Wallace should try to live up to the big money he got, but we will have to see how well Ryan Tannehill can get the ball to him down the field. Colin Kaepernick prefers Michael Crabtree, while the Seahawks are not a high-volume passing team.
For stats, don’t sleep on Jennings in Minnesota, but you may want to go with Amendola of all people. For impact, Welker should be absurdly efficient with Peyton Manning in Denver.
Brandon Stokley very arguably had the greatest season ever by a No. 3 wide receiver with Manning on the 2004 Colts. There is no reason that cannot happen again with the trio of Demaryius Thomas, Eric Decker and Welker.

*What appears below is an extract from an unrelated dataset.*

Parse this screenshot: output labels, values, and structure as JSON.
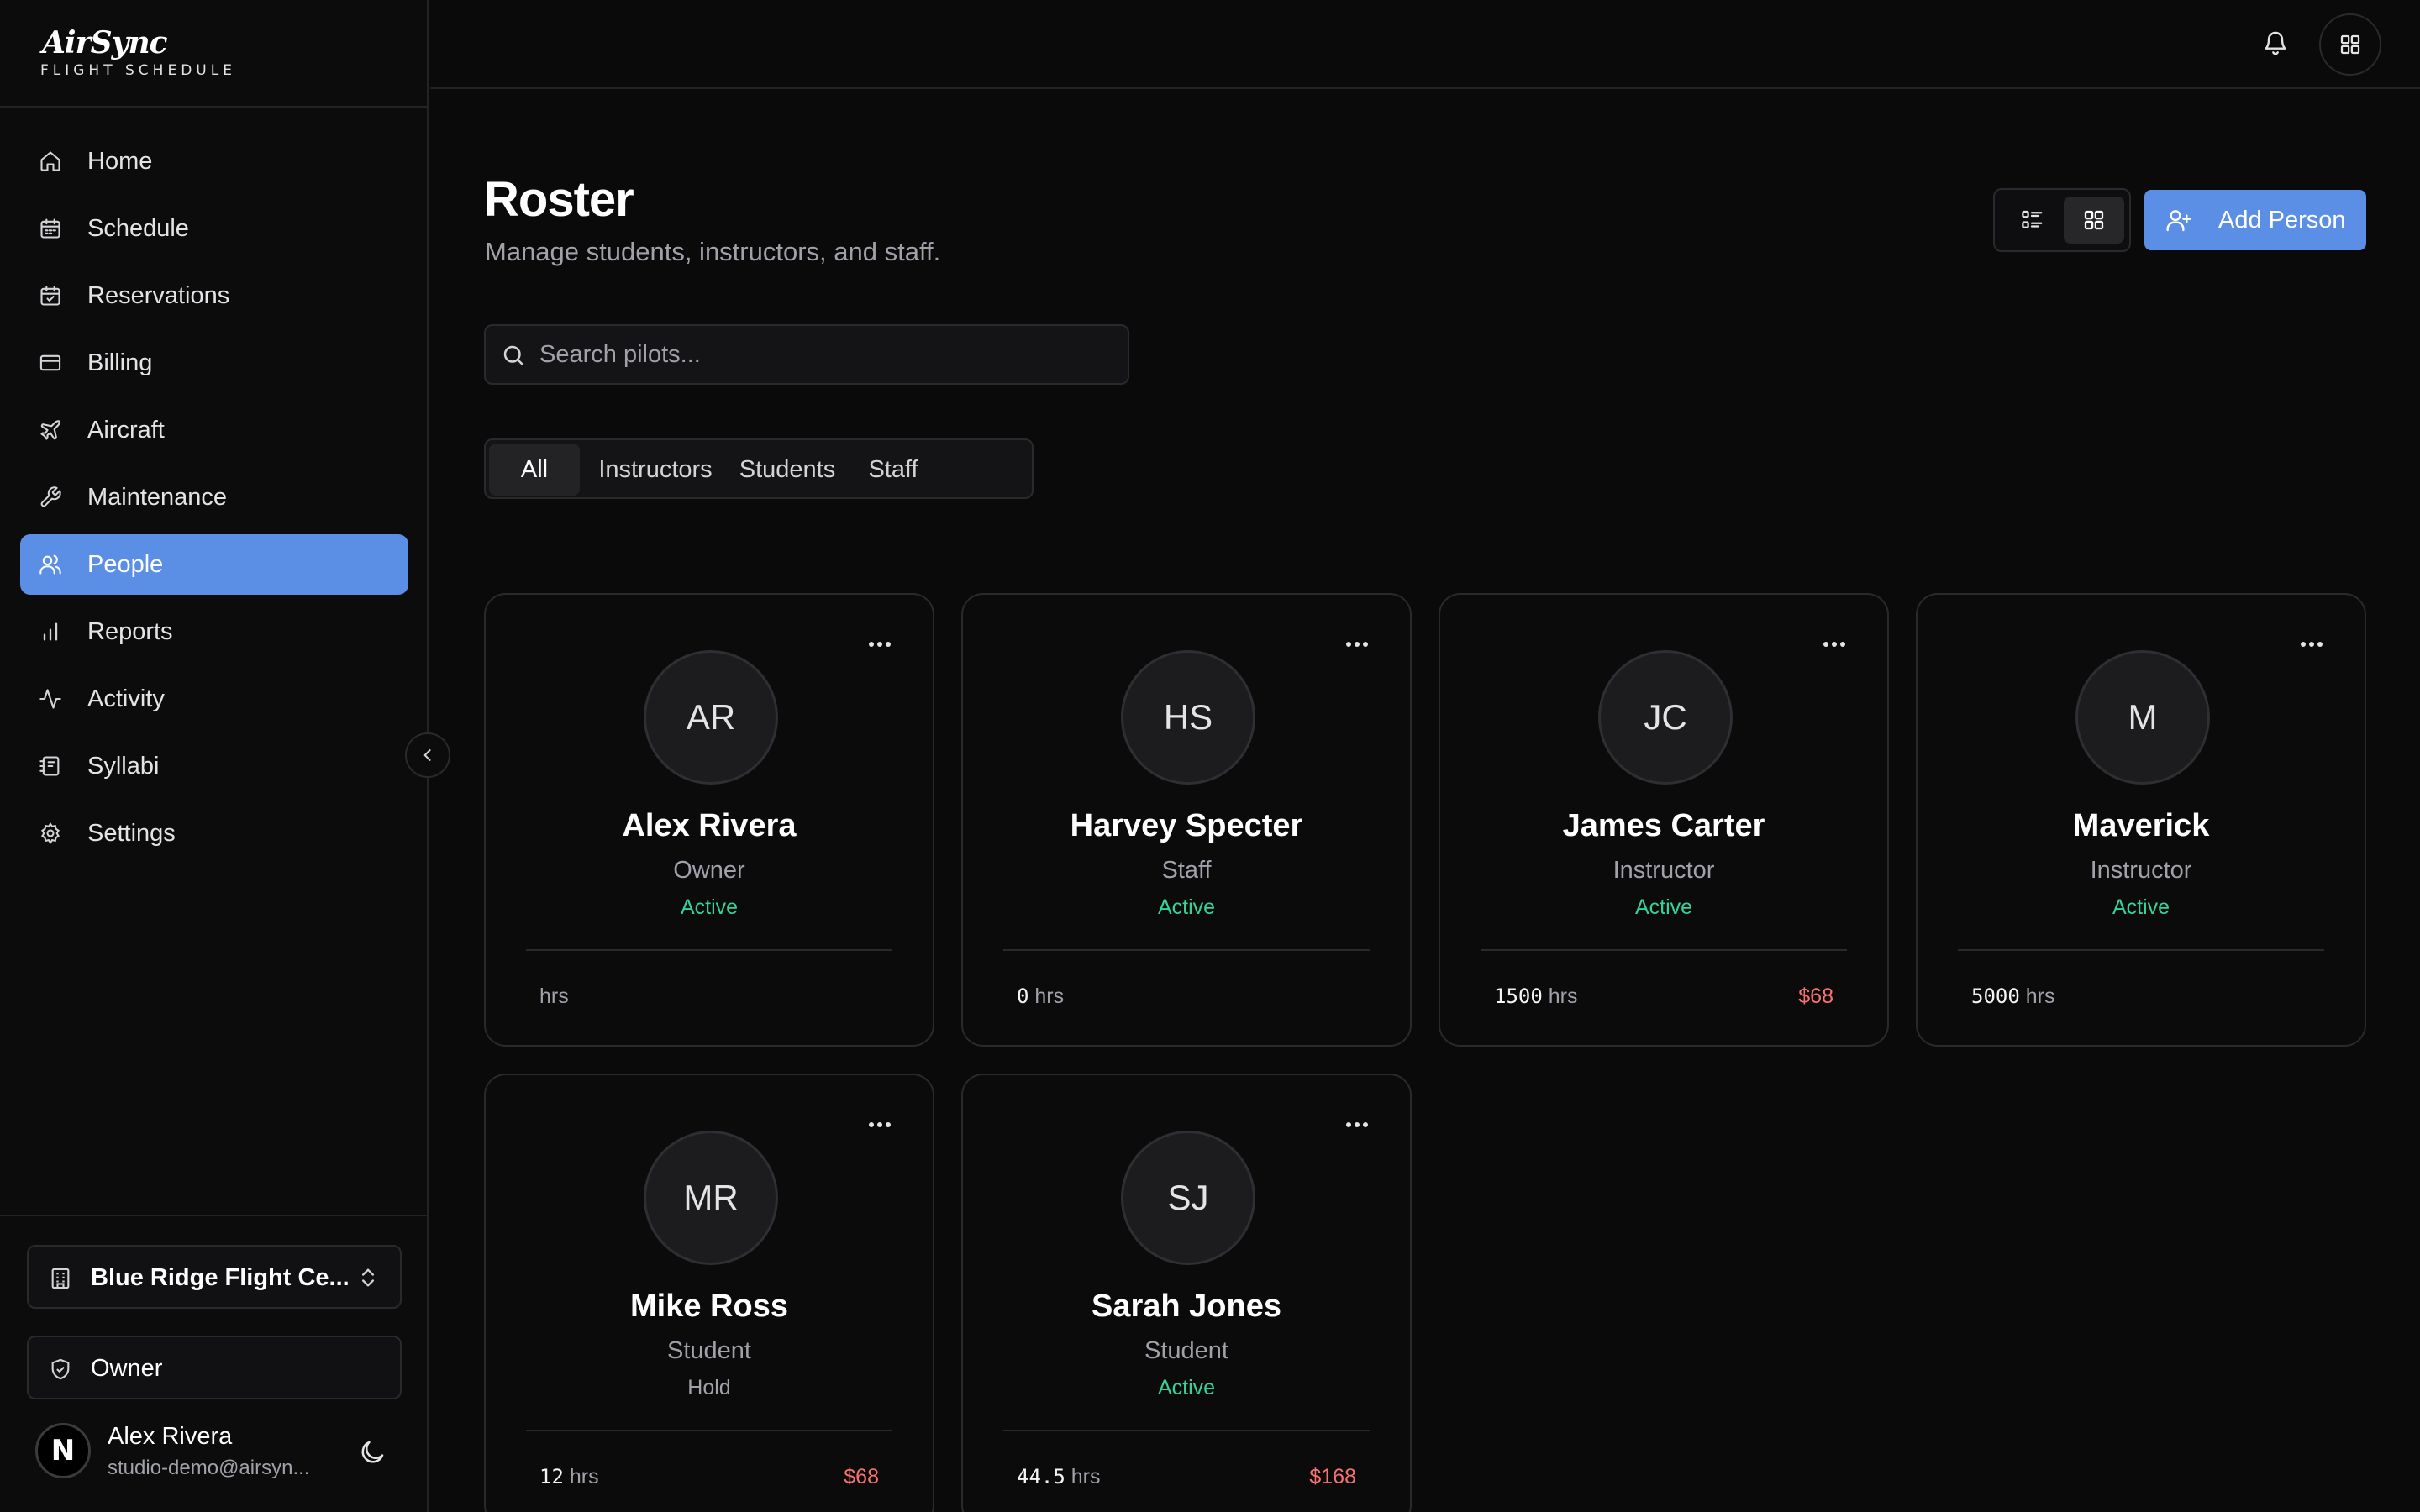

As for any one of these players putting their teams over the top, let’s conclude with this.
With a top 25, 15 honorable mentions and seven additional mentions of another season by these receivers, we looked at 47 seasons by wide receivers.
What did they all have in a common?

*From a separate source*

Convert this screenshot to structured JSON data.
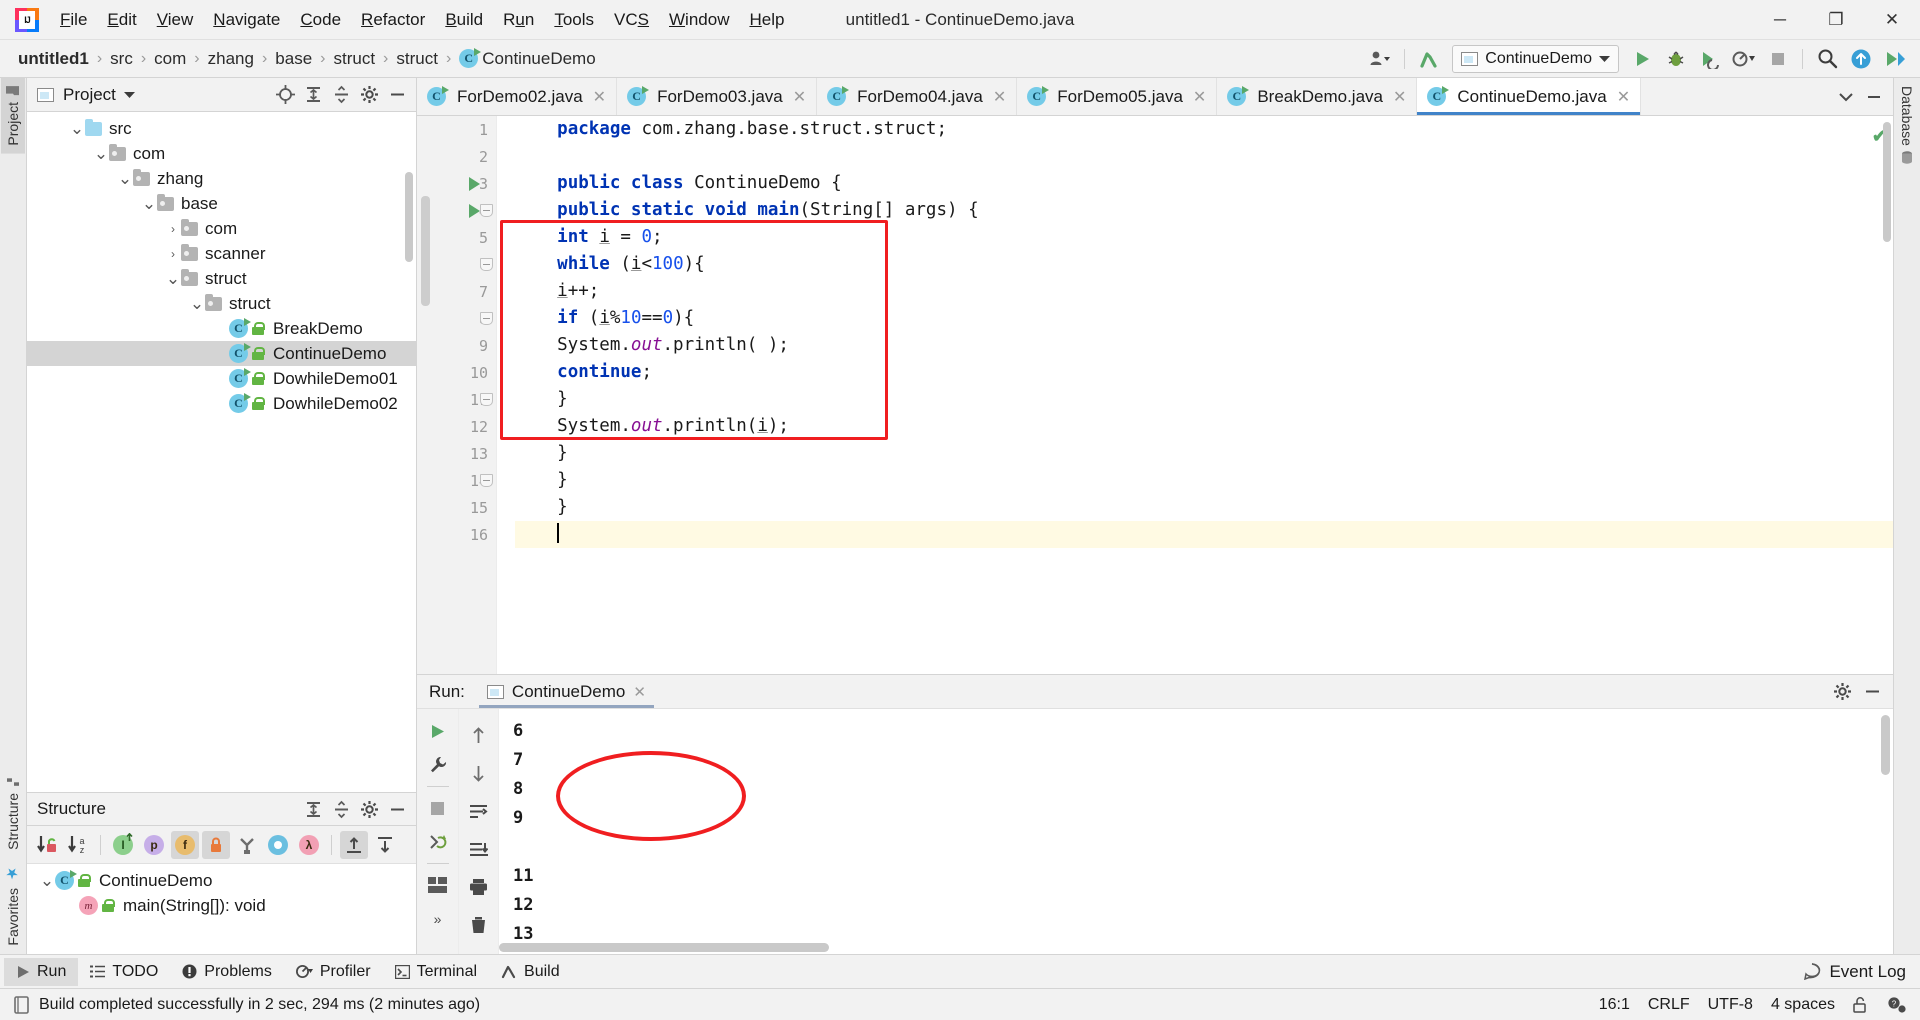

Not a single one of them resulted in a championship in that debut season.
Sure, five of the receivers eventually won a championship on that team.
- Don Maynard was still going strong for the 1968 Jets (1,297 yards). Bake Turner was also on that team, but he only had 10 catches for 241 yards that season.
- Paul Warfield won two Super Bowls with the Dolphins, who allowed the fewest points in the league both seasons and ran the ball more than any team in 1972.
- Qadry Ismail won a Super Bowl a year later thanks to the incredible defense of the 2000 Ravens.
- Plaxico Burress made the game-winning touchdown in Super Bowl XLII, denying Moss and Welker perfection. Someone had to win there.
No one will confuse Ismail or Turner for having a significant role in those title runs.
Eight more receivers lost championship games at some point: Del Shofner (1961-63 Giants), John Gilliam (1973-74 Vikings), Tony Martin/Terance Mathis (1998 Falcons), Jerry Rice (2002 Raiders), Terrell Owens (2004 Eagles), Randy Moss (2007 Patriots) and Wes Welker (2007/2011 Patriots).
But did anyone bring in a receiver that played great and the team instantly won a championship?
No. This just goes to show how a flashy position like receiver is still very dependent on the situation around him, and teams spending significant resources this time of year on one better have a plan for them.
Not even the best receivers are an instant ticket to a Super Bowl win.
Scott Kacsmar writes for Cold, Hard Football Facts, NBC Sports, Colts Authority, and contributes data to Pro-Football-Reference.com and NFL Network. You can visit his blog for a complete writing archive, and can follow him on Twitter at @CaptainComeback.